>>

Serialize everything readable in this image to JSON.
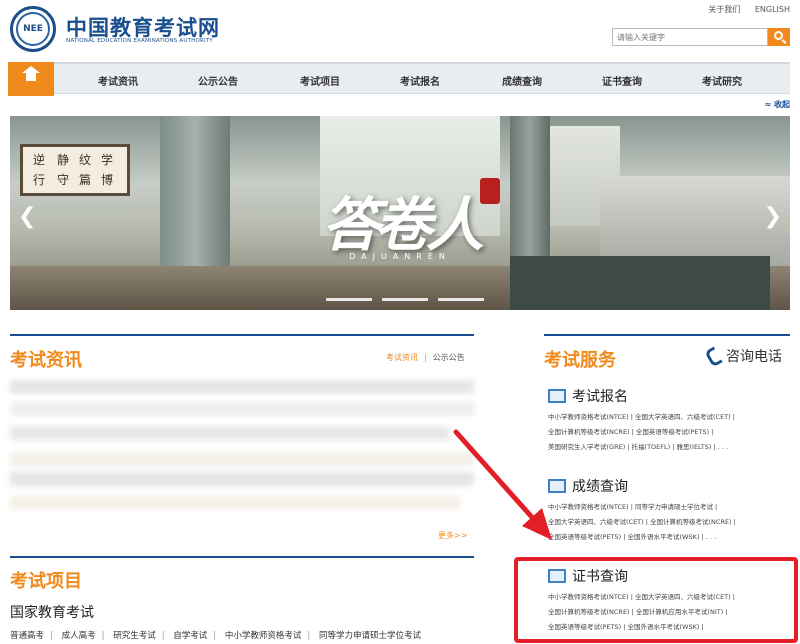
{
  "toplinks": {
    "about": "关于我们",
    "english": "ENGLISH"
  },
  "header": {
    "logo_text": "NEE",
    "site_name": "中国教育考试网",
    "site_name_en": "NATIONAL EDUCATION EXAMINATIONS AUTHORITY"
  },
  "search": {
    "placeholder": "请输入关键字"
  },
  "nav": {
    "items": [
      "考试资讯",
      "公示公告",
      "考试项目",
      "考试报名",
      "成绩查询",
      "证书查询",
      "考试研究"
    ]
  },
  "collapse": "≈ 收起",
  "banner": {
    "title": "答卷人",
    "subtitle": "DAJUANREN",
    "board": [
      "逆",
      "行",
      "静",
      "守",
      "纹",
      "篇",
      "学",
      "博"
    ]
  },
  "news": {
    "title": "考试资讯",
    "tab_active": "考试资讯",
    "tab_other": "公示公告",
    "more": "更多>>"
  },
  "projects": {
    "title": "考试项目",
    "subtitle": "国家教育考试",
    "links": [
      "普通高考",
      "成人高考",
      "研究生考试",
      "自学考试",
      "中小学教师资格考试",
      "同等学力申请硕士学位考试"
    ]
  },
  "services": {
    "title": "考试服务",
    "phone": "咨询电话",
    "blocks": [
      {
        "title": "考试报名",
        "lines": [
          "中小学教师资格考试(NTCE)  |  全国大学英语四、六级考试(CET)  |",
          "全国计算机等级考试(NCRE)  |  全国英语等级考试(PETS)  |",
          "美国研究生入学考试(GRE)  |  托福(TOEFL)  |  雅思(IELTS)  |  . . ."
        ]
      },
      {
        "title": "成绩查询",
        "lines": [
          "中小学教师资格考试(NTCE)  |  同等学力申请硕士学位考试  |",
          "全国大学英语四、六级考试(CET)  |  全国计算机等级考试(NCRE)  |",
          "全国英语等级考试(PETS)  |  全国外语水平考试(WSK)  |  . . ."
        ]
      },
      {
        "title": "证书查询",
        "lines": [
          "中小学教师资格考试(NTCE)  |  全国大学英语四、六级考试(CET)  |",
          "全国计算机等级考试(NCRE)  |  全国计算机应用水平考试(NIT)  |",
          "全国英语等级考试(PETS)  |  全国外语水平考试(WSK)  |"
        ]
      }
    ]
  },
  "colors": {
    "accent": "#f08a1c",
    "brand": "#1a4f8f",
    "highlight": "#e21f26"
  }
}
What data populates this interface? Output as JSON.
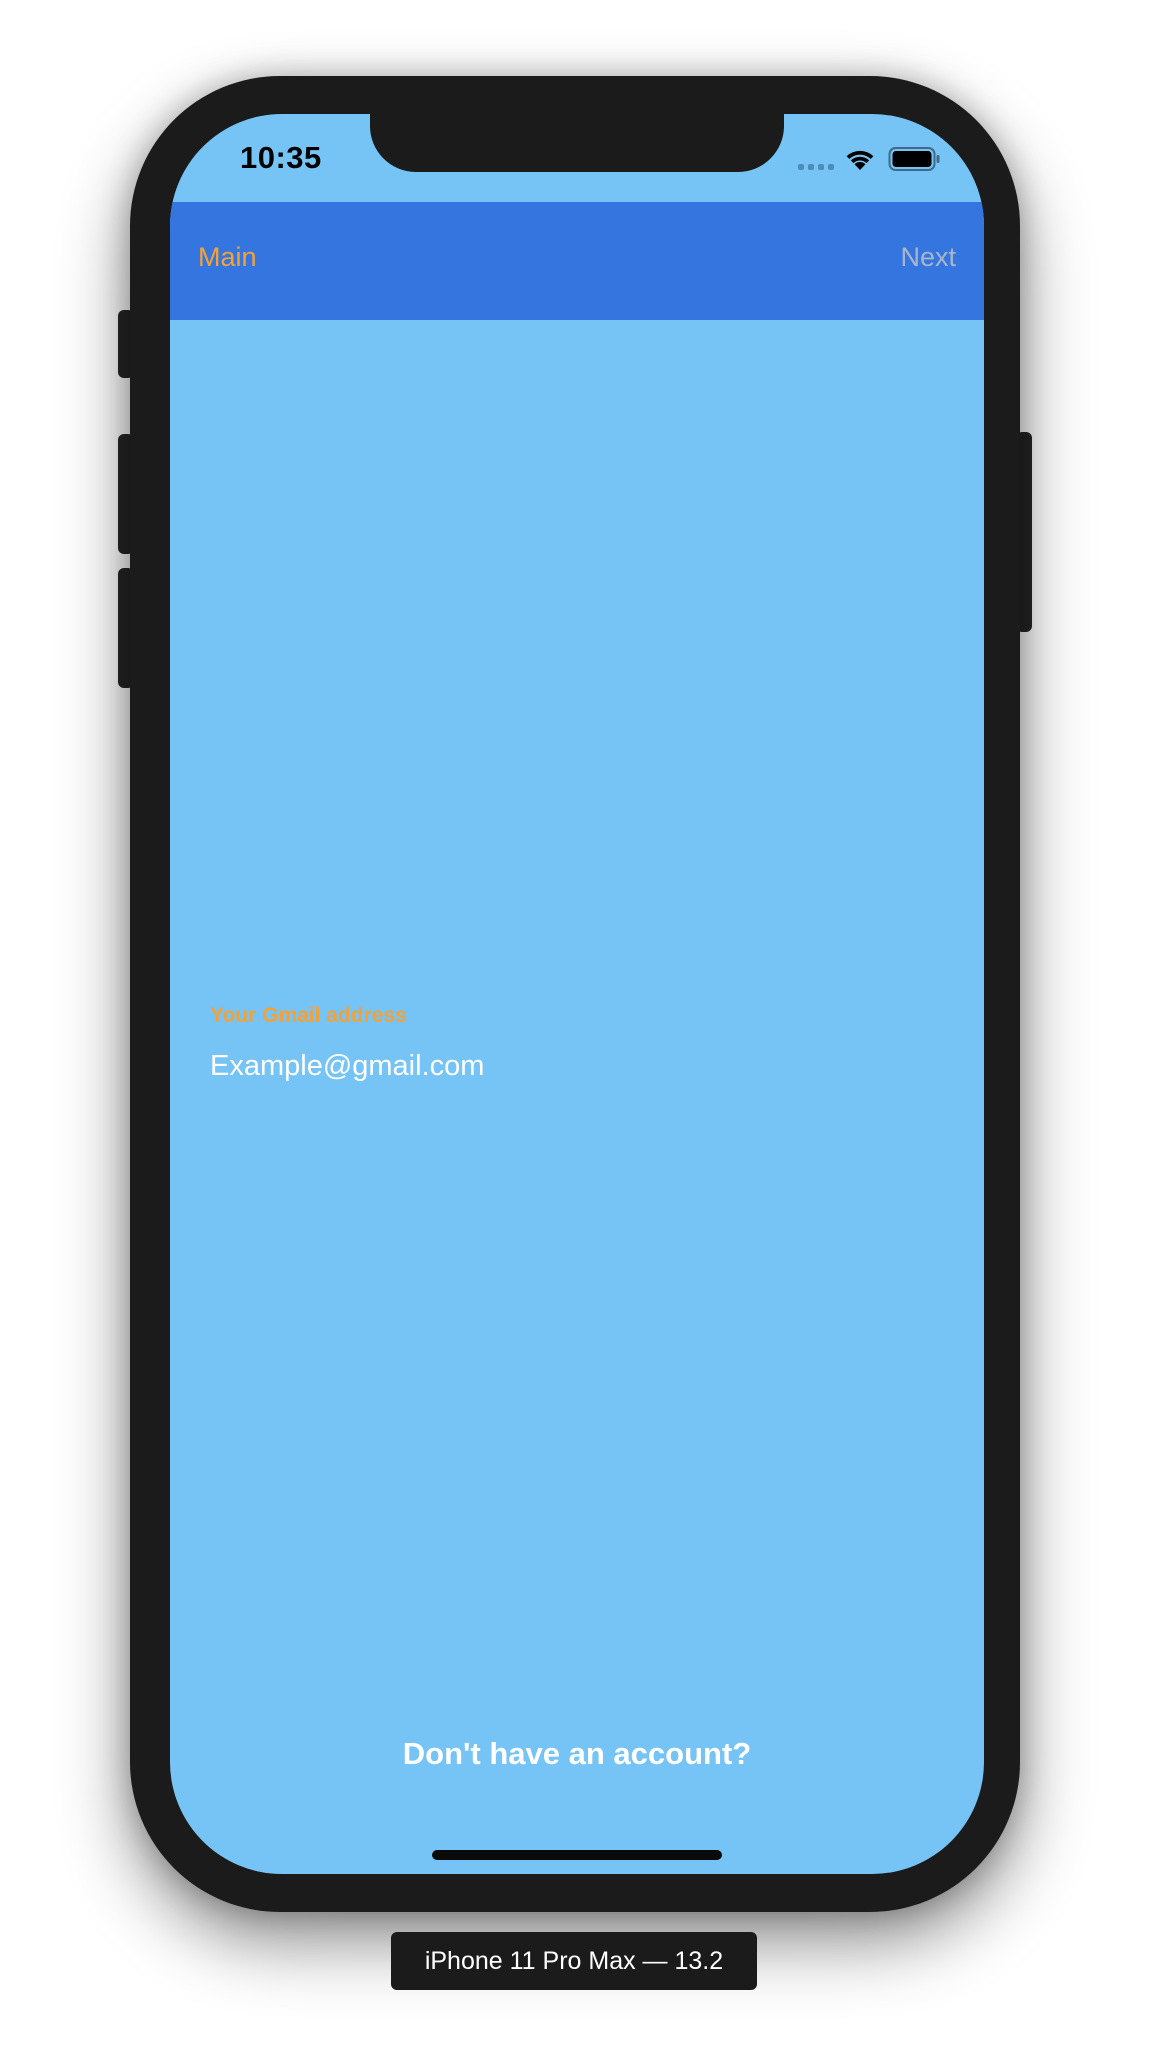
{
  "status_bar": {
    "time": "10:35",
    "wifi_icon": "wifi-icon",
    "battery_icon": "battery-icon"
  },
  "navbar": {
    "left_label": "Main",
    "right_label": "Next",
    "background": "#3575df",
    "left_color": "#f4a236",
    "right_color": "#a9b6c9"
  },
  "email_field": {
    "label": "Your Gmail address",
    "placeholder": "Example@gmail.com",
    "value": ""
  },
  "signup": {
    "label": "Don't have an account?"
  },
  "theme": {
    "screen_background": "#76c4f5",
    "accent": "#f4a236"
  },
  "device_label": "iPhone 11 Pro Max — 13.2"
}
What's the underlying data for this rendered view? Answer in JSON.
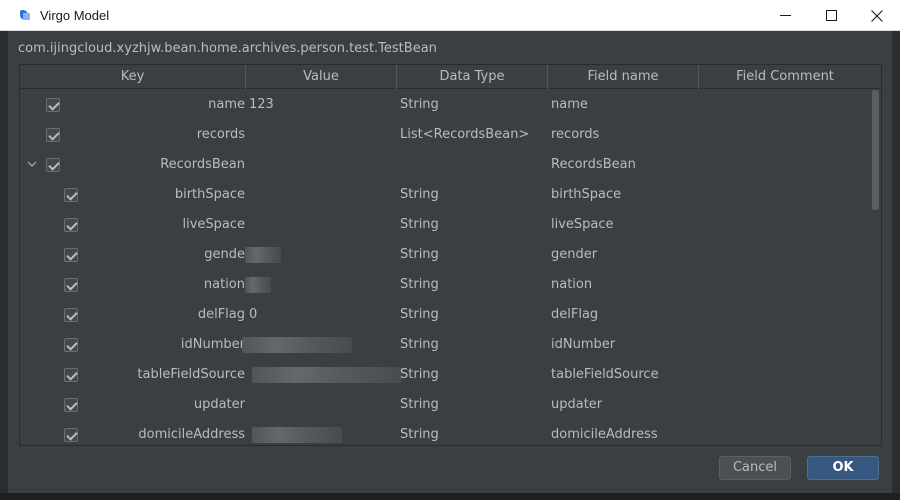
{
  "window": {
    "title": "Virgo Model"
  },
  "dialog": {
    "class_path": "com.ijingcloud.xyzhjw.bean.home.archives.person.test.TestBean",
    "columns": [
      "Key",
      "Value",
      "Data Type",
      "Field name",
      "Field Comment"
    ],
    "rows": [
      {
        "key": "name",
        "value": "123",
        "type": "String",
        "field": "name",
        "comment": "",
        "checked": true,
        "level": 0,
        "expander": false
      },
      {
        "key": "records",
        "value": "",
        "type": "List<RecordsBean>",
        "field": "records",
        "comment": "",
        "checked": true,
        "level": 0,
        "expander": false
      },
      {
        "key": "RecordsBean",
        "value": "",
        "type": "",
        "field": "RecordsBean",
        "comment": "",
        "checked": true,
        "level": 0,
        "expander": true
      },
      {
        "key": "birthSpace",
        "value": "",
        "type": "String",
        "field": "birthSpace",
        "comment": "",
        "checked": true,
        "level": 1,
        "expander": false
      },
      {
        "key": "liveSpace",
        "value": "",
        "type": "String",
        "field": "liveSpace",
        "comment": "",
        "checked": true,
        "level": 1,
        "expander": false
      },
      {
        "key": "gende",
        "value": "",
        "type": "String",
        "field": "gender",
        "comment": "",
        "checked": true,
        "level": 1,
        "expander": false,
        "redacted": true
      },
      {
        "key": "nation",
        "value": "",
        "type": "String",
        "field": "nation",
        "comment": "",
        "checked": true,
        "level": 1,
        "expander": false,
        "redacted": true
      },
      {
        "key": "delFlag",
        "value": "0",
        "type": "String",
        "field": "delFlag",
        "comment": "",
        "checked": true,
        "level": 1,
        "expander": false
      },
      {
        "key": "idNumber",
        "value": "",
        "type": "String",
        "field": "idNumber",
        "comment": "",
        "checked": true,
        "level": 1,
        "expander": false,
        "redacted": true
      },
      {
        "key": "tableFieldSource",
        "value": "",
        "type": "String",
        "field": "tableFieldSource",
        "comment": "",
        "checked": true,
        "level": 1,
        "expander": false,
        "redacted": true
      },
      {
        "key": "updater",
        "value": "",
        "type": "String",
        "field": "updater",
        "comment": "",
        "checked": true,
        "level": 1,
        "expander": false
      },
      {
        "key": "domicileAddress",
        "value": "",
        "type": "String",
        "field": "domicileAddress",
        "comment": "",
        "checked": true,
        "level": 1,
        "expander": false,
        "redacted": true
      }
    ]
  },
  "buttons": {
    "cancel": "Cancel",
    "ok": "OK"
  },
  "icons": {
    "app": "virgo-app-icon",
    "minimize": "minimize-icon",
    "maximize": "maximize-icon",
    "close": "close-icon",
    "checkbox": "checkbox-checked-icon",
    "expander": "chevron-down-icon"
  },
  "colors": {
    "background": "#3c3f41",
    "primary_button": "#365880",
    "text": "#bbbbbb"
  }
}
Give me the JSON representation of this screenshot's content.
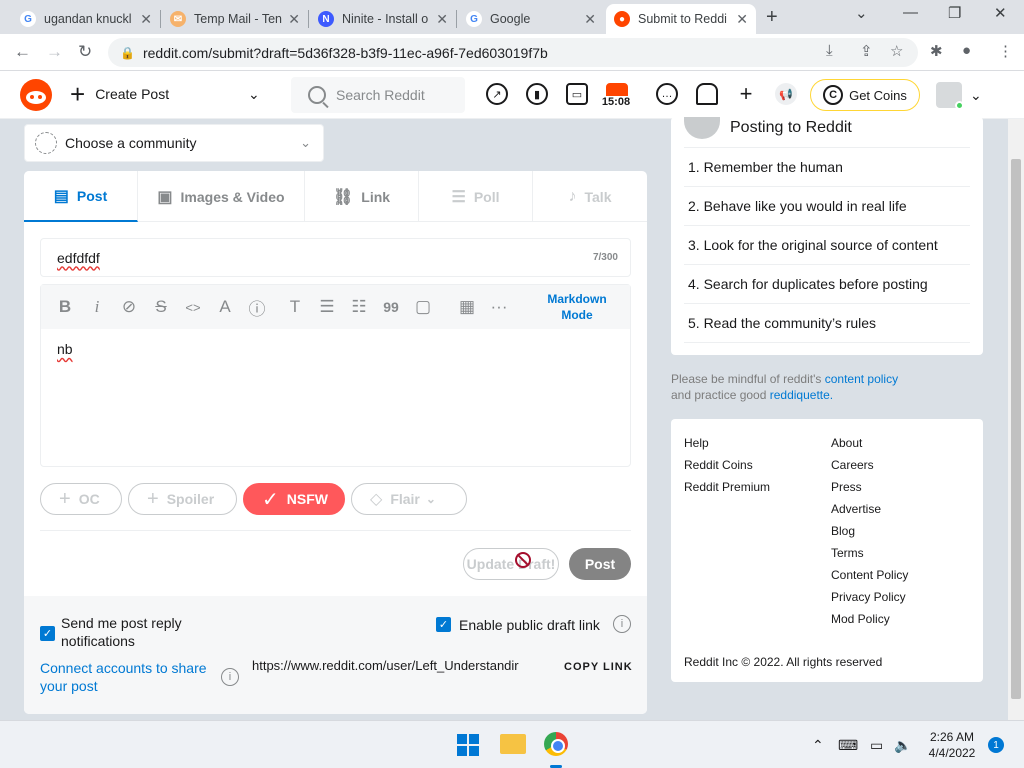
{
  "browser": {
    "tabs": [
      {
        "title": "ugandan knuckl",
        "color": "#4285f4",
        "letter": "G"
      },
      {
        "title": "Temp Mail - Ten",
        "color": "#f6b26b",
        "letter": "✉"
      },
      {
        "title": "Ninite - Install o",
        "color": "#3d5afe",
        "letter": "N"
      },
      {
        "title": "Google",
        "color": "#4285f4",
        "letter": "G"
      },
      {
        "title": "Submit to Reddi",
        "color": "#ff4500",
        "letter": "r"
      }
    ],
    "new_tab": "+",
    "url": "reddit.com/submit?draft=5d36f328-b3f9-11ec-a96f-7ed603019f7b"
  },
  "header": {
    "create_post": "Create Post",
    "search_placeholder": "Search Reddit",
    "timer_badge": "15:08",
    "get_coins": "Get Coins"
  },
  "community": {
    "placeholder": "Choose a community"
  },
  "post": {
    "tabs": [
      {
        "label": "Post",
        "icon": "▤"
      },
      {
        "label": "Images & Video",
        "icon": "🖼"
      },
      {
        "label": "Link",
        "icon": "🔗"
      },
      {
        "label": "Poll",
        "icon": "☰"
      },
      {
        "label": "Talk",
        "icon": "🎙"
      }
    ],
    "title_value": "edfdfdf",
    "title_count": "7/300",
    "toolbar_icons": [
      "B",
      "i",
      "🔗",
      "S",
      "<>",
      "A",
      "ⓘ",
      "T",
      "☰",
      "☷",
      "99",
      "▢",
      "▦",
      "···"
    ],
    "markdown_mode": "Markdown Mode",
    "body_value": "nb",
    "tags": [
      {
        "label": "OC",
        "icon": "+"
      },
      {
        "label": "Spoiler",
        "icon": "+"
      },
      {
        "label": "NSFW",
        "icon": "✓"
      },
      {
        "label": "Flair",
        "icon": "◇"
      }
    ],
    "update_button": "Update Draft!",
    "post_button": "Post",
    "reply_notifications": "Send me post reply notifications",
    "public_draft": "Enable public draft link",
    "connect_accounts": "Connect accounts to share your post",
    "draft_url": "https://www.reddit.com/user/Left_Understandir",
    "copy_link": "COPY LINK"
  },
  "sidebar": {
    "posting_title": "Posting to Reddit",
    "rules": [
      "1. Remember the human",
      "2. Behave like you would in real life",
      "3. Look for the original source of content",
      "4. Search for duplicates before posting",
      "5. Read the community’s rules"
    ],
    "mindful_prefix": "Please be mindful of reddit's",
    "content_policy": "content policy",
    "mindful_mid": "and practice good",
    "reddiquette": "reddiquette.",
    "links_left": [
      "Help",
      "Reddit Coins",
      "Reddit Premium"
    ],
    "links_right": [
      "About",
      "Careers",
      "Press",
      "Advertise",
      "Blog",
      "Terms",
      "Content Policy",
      "Privacy Policy",
      "Mod Policy"
    ],
    "copyright": "Reddit Inc © 2022. All rights reserved"
  },
  "taskbar": {
    "time": "2:26 AM",
    "date": "4/4/2022",
    "notifications": "1"
  }
}
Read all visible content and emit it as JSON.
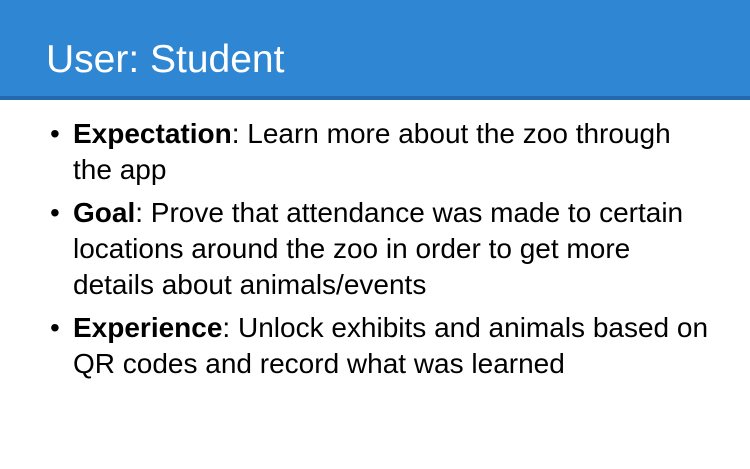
{
  "slide": {
    "title": "User: Student",
    "bullets": [
      {
        "term": "Expectation",
        "text": ": Learn more about the zoo through the app"
      },
      {
        "term": "Goal",
        "text": ": Prove that attendance was made to certain locations around the zoo in order to get more details about animals/events"
      },
      {
        "term": "Experience",
        "text": ": Unlock exhibits and animals based on QR codes and record what was learned"
      }
    ],
    "colors": {
      "title_bar": "#2f87d4",
      "title_bar_border": "#2269ad",
      "title_text": "#ffffff",
      "body_text": "#000000"
    }
  }
}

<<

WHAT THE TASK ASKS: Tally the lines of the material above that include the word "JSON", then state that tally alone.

FINAL ANSWER: 5